Twitter, FourSquare, and a Social Media MindVirus

It's hard to believe it’s been an entire year since I got this bright idea  to get goods from foreclosures delivered to those in need. My Search For An Ethical Pirate yielded a wonderful source from Australia, Ethical Brand. But the overall idea, in my hands, flattened like a crushed pancake. Why? There were too many dependencies and too little time. But I found some great people along the way and the experience was more than worth the effort. I learned a few things:

I dream really big – The only time this can hurt is if I expect to achieve every piece of the goal. Progress, though, is not to be taken lightly.

When I find a passion, there’s no stopping me from trying. I’ve been described as a tenacious bulldog, but you won’t see that side of me often, only when I find a great cause.

My friends are very supportive- No matter how hair-brained my idea, I have good people around me who will champion it.

Good lessons.

But what's this got to do with Foursquare, Books, and Twitter?

And now I’ve got another, smaller idea along a similar vein. It’s about my gently-read books. The plan is to start leaving them, one at a time, at coffee shops and waiting rooms all over town. What makes this a little more exciting is that I’m going to use social media tools to help. For each book I leave, I'll check into FourSquare and send a tweet about the title and author. And that is how I’m going to employ a guilt-free method to rid my overflowing shelves, nightstands, and coffee tables of some really good books.  This social movement requires just one person with a tweet and a book. 

I’m inviting you to do the same in the places you haunt.  Make paying books forward your own little mindvirus campaign.  #bookshare #bookforward!

Photo credit:  *m0thyyku on DeviantArt

Why Google's New Social Search Can Leave You Naked and Exposed

It's taken me a while to catch up with Google's Social Search but the dangers of the new service has hit me over the head this weekend with a thud.  It happened after reading this post about managing your online reputation by Emergent by Design.  Having worked in the People Data business, my stomach dropped a little, and I immediately logged in to my Google account to check it out for myself.   What I found when clicking My Social Circle link was a listing of the people I'm connected to in the Second Degree, as well as the person through whom I'm linked to them.

At first glance this doesn't seem like such a bad idea, except if you don't realize what this means, it really is.

LinkedIn already does this linking.  Through Twitter you can ferret this information out.  Facebook is a huge example of this kind of linking in operation.  But the problem I have with Google getting into the game is that the rules have been established only after we've been playing for a very long while, and with many of their various toys.  Use Google Reader?  Twitter?  Flickr?  Picasso?  Blogger?  If you've added those elements to your Google Profile, everyone you've connected to through those platforms is now not only searchable but so are their connections.  That single degree is a huge leap.  Networks you thought were closed or at least confined to a certain group have now been exposed to your other networks.
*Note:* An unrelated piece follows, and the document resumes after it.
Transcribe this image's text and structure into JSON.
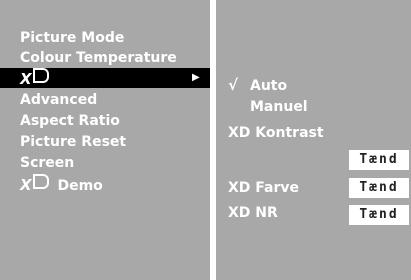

Google Profile should have come with a warning label, and I'm going to give you a caveat, which is this:  My professional background includes working as an analyst for a data mining company.  One of the technologies worked on was all about linking people by degrees of separation, up to 36.  I can tell you that after 6 degrees the data is essentially useless, and some might argue that the same holds true for 5 or 6.  But two degrees is optimum for finding interesting relationships, some of which may be misleading.  For an intelligence analyst trained to ferret through this data, it's not an issue.  But if your Google-Profiled future employer or mother-in-law is doing searches on you, be prepared for exposing years of linking to people you'd forgotten about.  And be prepared for the possibility that their interests, blog posts, photos, and the like can, in some cases, be displayed to those doing the searching for your information.

Pay close attention to the man in the video.  There's a reason why he's talking about why opting in means you're making a "very clear choice that you're comfortable with the world knowing that information".